=== Section Start ===

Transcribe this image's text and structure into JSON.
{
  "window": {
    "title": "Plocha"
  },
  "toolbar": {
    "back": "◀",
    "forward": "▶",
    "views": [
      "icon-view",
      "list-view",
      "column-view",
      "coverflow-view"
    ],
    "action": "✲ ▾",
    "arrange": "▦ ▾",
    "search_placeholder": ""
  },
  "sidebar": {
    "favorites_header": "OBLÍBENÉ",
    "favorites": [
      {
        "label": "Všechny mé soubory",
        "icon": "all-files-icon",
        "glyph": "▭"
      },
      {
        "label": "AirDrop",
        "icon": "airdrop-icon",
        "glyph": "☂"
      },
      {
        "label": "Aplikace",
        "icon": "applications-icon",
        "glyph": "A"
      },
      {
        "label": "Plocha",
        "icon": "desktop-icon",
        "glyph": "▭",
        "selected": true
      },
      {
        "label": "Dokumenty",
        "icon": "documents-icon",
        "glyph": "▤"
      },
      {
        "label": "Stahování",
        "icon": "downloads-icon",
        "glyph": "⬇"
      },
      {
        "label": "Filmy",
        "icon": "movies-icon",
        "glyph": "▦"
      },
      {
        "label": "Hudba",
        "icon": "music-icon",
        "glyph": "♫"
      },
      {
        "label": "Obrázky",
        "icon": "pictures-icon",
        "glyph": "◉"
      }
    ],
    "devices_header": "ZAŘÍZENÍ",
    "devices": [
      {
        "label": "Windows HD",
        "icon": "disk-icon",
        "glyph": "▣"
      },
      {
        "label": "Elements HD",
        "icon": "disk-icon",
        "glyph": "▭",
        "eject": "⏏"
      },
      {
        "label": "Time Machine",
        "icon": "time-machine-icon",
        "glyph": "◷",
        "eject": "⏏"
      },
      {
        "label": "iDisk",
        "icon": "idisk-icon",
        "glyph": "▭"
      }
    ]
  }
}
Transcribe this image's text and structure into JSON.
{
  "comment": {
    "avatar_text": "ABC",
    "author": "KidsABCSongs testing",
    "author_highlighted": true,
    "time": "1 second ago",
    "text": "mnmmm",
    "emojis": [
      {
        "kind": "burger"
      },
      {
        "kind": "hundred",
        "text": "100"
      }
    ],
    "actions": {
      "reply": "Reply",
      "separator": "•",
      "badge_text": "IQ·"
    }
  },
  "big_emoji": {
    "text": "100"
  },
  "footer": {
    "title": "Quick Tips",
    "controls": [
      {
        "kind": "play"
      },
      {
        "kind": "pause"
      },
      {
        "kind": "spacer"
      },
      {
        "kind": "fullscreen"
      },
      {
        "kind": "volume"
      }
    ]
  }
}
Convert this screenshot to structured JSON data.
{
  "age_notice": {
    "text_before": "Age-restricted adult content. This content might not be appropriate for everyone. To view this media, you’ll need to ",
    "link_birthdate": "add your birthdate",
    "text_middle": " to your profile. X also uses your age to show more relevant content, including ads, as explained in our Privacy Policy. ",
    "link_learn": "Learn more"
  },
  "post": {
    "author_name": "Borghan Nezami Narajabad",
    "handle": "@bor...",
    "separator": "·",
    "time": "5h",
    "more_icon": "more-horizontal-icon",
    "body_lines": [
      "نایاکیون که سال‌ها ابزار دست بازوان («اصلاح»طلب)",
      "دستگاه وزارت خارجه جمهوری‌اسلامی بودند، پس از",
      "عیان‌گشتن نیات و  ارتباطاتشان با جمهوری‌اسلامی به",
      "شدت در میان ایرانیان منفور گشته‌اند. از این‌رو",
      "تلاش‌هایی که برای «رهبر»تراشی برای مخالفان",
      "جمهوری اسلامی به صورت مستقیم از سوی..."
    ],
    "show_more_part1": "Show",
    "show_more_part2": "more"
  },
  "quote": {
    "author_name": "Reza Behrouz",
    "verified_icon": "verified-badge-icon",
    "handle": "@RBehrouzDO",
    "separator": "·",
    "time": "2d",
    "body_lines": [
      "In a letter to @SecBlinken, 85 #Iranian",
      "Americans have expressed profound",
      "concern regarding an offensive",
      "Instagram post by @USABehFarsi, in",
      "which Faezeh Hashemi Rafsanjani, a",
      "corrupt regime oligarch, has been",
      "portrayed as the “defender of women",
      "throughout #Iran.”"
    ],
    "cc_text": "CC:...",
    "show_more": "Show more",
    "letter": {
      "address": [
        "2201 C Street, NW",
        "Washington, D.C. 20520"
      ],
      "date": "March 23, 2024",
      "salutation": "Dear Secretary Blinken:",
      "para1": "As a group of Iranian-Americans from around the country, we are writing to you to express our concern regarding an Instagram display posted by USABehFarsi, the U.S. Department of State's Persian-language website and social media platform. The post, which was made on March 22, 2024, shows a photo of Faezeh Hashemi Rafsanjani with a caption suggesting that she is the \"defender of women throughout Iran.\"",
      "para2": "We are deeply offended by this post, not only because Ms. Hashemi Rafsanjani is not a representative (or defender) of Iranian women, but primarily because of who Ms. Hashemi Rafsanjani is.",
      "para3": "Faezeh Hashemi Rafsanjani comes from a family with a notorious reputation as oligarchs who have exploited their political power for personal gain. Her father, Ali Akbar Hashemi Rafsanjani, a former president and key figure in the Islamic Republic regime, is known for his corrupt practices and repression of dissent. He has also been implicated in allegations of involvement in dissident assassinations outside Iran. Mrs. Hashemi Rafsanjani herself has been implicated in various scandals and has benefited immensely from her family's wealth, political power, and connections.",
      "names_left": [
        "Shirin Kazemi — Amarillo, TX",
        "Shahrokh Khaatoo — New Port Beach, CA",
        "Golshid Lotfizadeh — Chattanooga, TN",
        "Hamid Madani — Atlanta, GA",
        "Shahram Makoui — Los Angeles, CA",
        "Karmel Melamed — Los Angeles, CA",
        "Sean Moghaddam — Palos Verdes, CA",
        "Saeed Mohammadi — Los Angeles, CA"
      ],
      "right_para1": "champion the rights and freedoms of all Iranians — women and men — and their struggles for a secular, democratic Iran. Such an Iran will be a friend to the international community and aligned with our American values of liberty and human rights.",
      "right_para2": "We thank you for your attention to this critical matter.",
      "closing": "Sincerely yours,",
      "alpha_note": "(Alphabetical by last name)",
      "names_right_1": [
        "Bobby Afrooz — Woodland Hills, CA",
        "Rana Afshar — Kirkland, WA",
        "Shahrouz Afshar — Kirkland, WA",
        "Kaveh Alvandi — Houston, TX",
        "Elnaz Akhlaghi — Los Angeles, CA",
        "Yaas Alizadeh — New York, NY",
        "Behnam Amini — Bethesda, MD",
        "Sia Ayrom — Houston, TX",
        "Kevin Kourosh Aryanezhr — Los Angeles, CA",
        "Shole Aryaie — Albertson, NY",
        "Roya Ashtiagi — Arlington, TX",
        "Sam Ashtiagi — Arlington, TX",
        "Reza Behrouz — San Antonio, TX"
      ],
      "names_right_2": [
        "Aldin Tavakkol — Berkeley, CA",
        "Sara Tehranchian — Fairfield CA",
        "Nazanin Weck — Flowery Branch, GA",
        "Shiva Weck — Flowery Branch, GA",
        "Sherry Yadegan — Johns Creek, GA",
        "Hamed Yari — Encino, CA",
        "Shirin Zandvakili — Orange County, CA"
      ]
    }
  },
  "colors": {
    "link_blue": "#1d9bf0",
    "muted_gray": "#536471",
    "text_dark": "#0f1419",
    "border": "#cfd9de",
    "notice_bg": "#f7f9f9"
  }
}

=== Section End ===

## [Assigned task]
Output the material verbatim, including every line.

## [Task answer]
Transcribe this image's text and structure into JSON.
{
  "window": {
    "title": "Plocha"
  },
  "toolbar": {
    "back": "◀",
    "forward": "▶",
    "views": [
      "icon-view",
      "list-view",
      "column-view",
      "coverflow-view"
    ],
    "action": "✲ ▾",
    "arrange": "▦ ▾",
    "search_placeholder": ""
  },
  "sidebar": {
    "favorites_header": "OBLÍBENÉ",
    "favorites": [
      {
        "label": "Všechny mé soubory",
        "icon": "all-files-icon",
        "glyph": "▭"
      },
      {
        "label": "AirDrop",
        "icon": "airdrop-icon",
        "glyph": "☂"
      },
      {
        "label": "Aplikace",
        "icon": "applications-icon",
        "glyph": "A"
      },
      {
        "label": "Plocha",
        "icon": "desktop-icon",
        "glyph": "▭",
        "selected": true
      },
      {
        "label": "Dokumenty",
        "icon": "documents-icon",
        "glyph": "▤"
      },
      {
        "label": "Stahování",
        "icon": "downloads-icon",
        "glyph": "⬇"
      },
      {
        "label": "Filmy",
        "icon": "movies-icon",
        "glyph": "▦"
      },
      {
        "label": "Hudba",
        "icon": "music-icon",
        "glyph": "♫"
      },
      {
        "label": "Obrázky",
        "icon": "pictures-icon",
        "glyph": "◉"
      }
    ],
    "devices_header": "ZAŘÍZENÍ",
    "devices": [
      {
        "label": "Windows HD",
        "icon": "disk-icon",
        "glyph": "▣"
      },
      {
        "label": "Elements HD",
        "icon": "disk-icon",
        "glyph": "▭",
        "eject": "⏏"
      },
      {
        "label": "Time Machine",
        "icon": "time-machine-icon",
        "glyph": "◷",
        "eject": "⏏"
      },
      {
        "label": "iDisk",
        "icon": "idisk-icon",
        "glyph": "▭"
      }
    ]
  }
}
Transcribe this image's text and structure into JSON.
{
  "comment": {
    "avatar_text": "ABC",
    "author": "KidsABCSongs testing",
    "author_highlighted": true,
    "time": "1 second ago",
    "text": "mnmmm",
    "emojis": [
      {
        "kind": "burger"
      },
      {
        "kind": "hundred",
        "text": "100"
      }
    ],
    "actions": {
      "reply": "Reply",
      "separator": "•",
      "badge_text": "IQ·"
    }
  },
  "big_emoji": {
    "text": "100"
  },
  "footer": {
    "title": "Quick Tips",
    "controls": [
      {
        "kind": "play"
      },
      {
        "kind": "pause"
      },
      {
        "kind": "spacer"
      },
      {
        "kind": "fullscreen"
      },
      {
        "kind": "volume"
      }
    ]
  }
}
Convert this screenshot to structured JSON data.
{
  "age_notice": {
    "text_before": "Age-restricted adult content. This content might not be appropriate for everyone. To view this media, you’ll need to ",
    "link_birthdate": "add your birthdate",
    "text_middle": " to your profile. X also uses your age to show more relevant content, including ads, as explained in our Privacy Policy. ",
    "link_learn": "Learn more"
  },
  "post": {
    "author_name": "Borghan Nezami Narajabad",
    "handle": "@bor...",
    "separator": "·",
    "time": "5h",
    "more_icon": "more-horizontal-icon",
    "body_lines": [
      "نایاکیون که سال‌ها ابزار دست بازوان («اصلاح»طلب)",
      "دستگاه وزارت خارجه جمهوری‌اسلامی بودند، پس از",
      "عیان‌گشتن نیات و  ارتباطاتشان با جمهوری‌اسلامی به",
      "شدت در میان ایرانیان منفور گشته‌اند. از این‌رو",
      "تلاش‌هایی که برای «رهبر»تراشی برای مخالفان",
      "جمهوری اسلامی به صورت مستقیم از سوی..."
    ],
    "show_more_part1": "Show",
    "show_more_part2": "more"
  },
  "quote": {
    "author_name": "Reza Behrouz",
    "verified_icon": "verified-badge-icon",
    "handle": "@RBehrouzDO",
    "separator": "·",
    "time": "2d",
    "body_lines": [
      "In a letter to @SecBlinken, 85 #Iranian",
      "Americans have expressed profound",
      "concern regarding an offensive",
      "Instagram post by @USABehFarsi, in",
      "which Faezeh Hashemi Rafsanjani, a",
      "corrupt regime oligarch, has been",
      "portrayed as the “defender of women",
      "throughout #Iran.”"
    ],
    "cc_text": "CC:...",
    "show_more": "Show more",
    "letter": {
      "address": [
        "2201 C Street, NW",
        "Washington, D.C. 20520"
      ],
      "date": "March 23, 2024",
      "salutation": "Dear Secretary Blinken:",
      "para1": "As a group of Iranian-Americans from around the country, we are writing to you to express our concern regarding an Instagram display posted by USABehFarsi, the U.S. Department of State's Persian-language website and social media platform. The post, which was made on March 22, 2024, shows a photo of Faezeh Hashemi Rafsanjani with a caption suggesting that she is the \"defender of women throughout Iran.\"",
      "para2": "We are deeply offended by this post, not only because Ms. Hashemi Rafsanjani is not a representative (or defender) of Iranian women, but primarily because of who Ms. Hashemi Rafsanjani is.",
      "para3": "Faezeh Hashemi Rafsanjani comes from a family with a notorious reputation as oligarchs who have exploited their political power for personal gain. Her father, Ali Akbar Hashemi Rafsanjani, a former president and key figure in the Islamic Republic regime, is known for his corrupt practices and repression of dissent. He has also been implicated in allegations of involvement in dissident assassinations outside Iran. Mrs. Hashemi Rafsanjani herself has been implicated in various scandals and has benefited immensely from her family's wealth, political power, and connections.",
      "names_left": [
        "Shirin Kazemi — Amarillo, TX",
        "Shahrokh Khaatoo — New Port Beach, CA",
        "Golshid Lotfizadeh — Chattanooga, TN",
        "Hamid Madani — Atlanta, GA",
        "Shahram Makoui — Los Angeles, CA",
        "Karmel Melamed — Los Angeles, CA",
        "Sean Moghaddam — Palos Verdes, CA",
        "Saeed Mohammadi — Los Angeles, CA"
      ],
      "right_para1": "champion the rights and freedoms of all Iranians — women and men — and their struggles for a secular, democratic Iran. Such an Iran will be a friend to the international community and aligned with our American values of liberty and human rights.",
      "right_para2": "We thank you for your attention to this critical matter.",
      "closing": "Sincerely yours,",
      "alpha_note": "(Alphabetical by last name)",
      "names_right_1": [
        "Bobby Afrooz — Woodland Hills, CA",
        "Rana Afshar — Kirkland, WA",
        "Shahrouz Afshar — Kirkland, WA",
        "Kaveh Alvandi — Houston, TX",
        "Elnaz Akhlaghi — Los Angeles, CA",
        "Yaas Alizadeh — New York, NY",
        "Behnam Amini — Bethesda, MD",
        "Sia Ayrom — Houston, TX",
        "Kevin Kourosh Aryanezhr — Los Angeles, CA",
        "Shole Aryaie — Albertson, NY",
        "Roya Ashtiagi — Arlington, TX",
        "Sam Ashtiagi — Arlington, TX",
        "Reza Behrouz — San Antonio, TX"
      ],
      "names_right_2": [
        "Aldin Tavakkol — Berkeley, CA",
        "Sara Tehranchian — Fairfield CA",
        "Nazanin Weck — Flowery Branch, GA",
        "Shiva Weck — Flowery Branch, GA",
        "Sherry Yadegan — Johns Creek, GA",
        "Hamed Yari — Encino, CA",
        "Shirin Zandvakili — Orange County, CA"
      ]
    }
  },
  "colors": {
    "link_blue": "#1d9bf0",
    "muted_gray": "#536471",
    "text_dark": "#0f1419",
    "border": "#cfd9de",
    "notice_bg": "#f7f9f9"
  }
}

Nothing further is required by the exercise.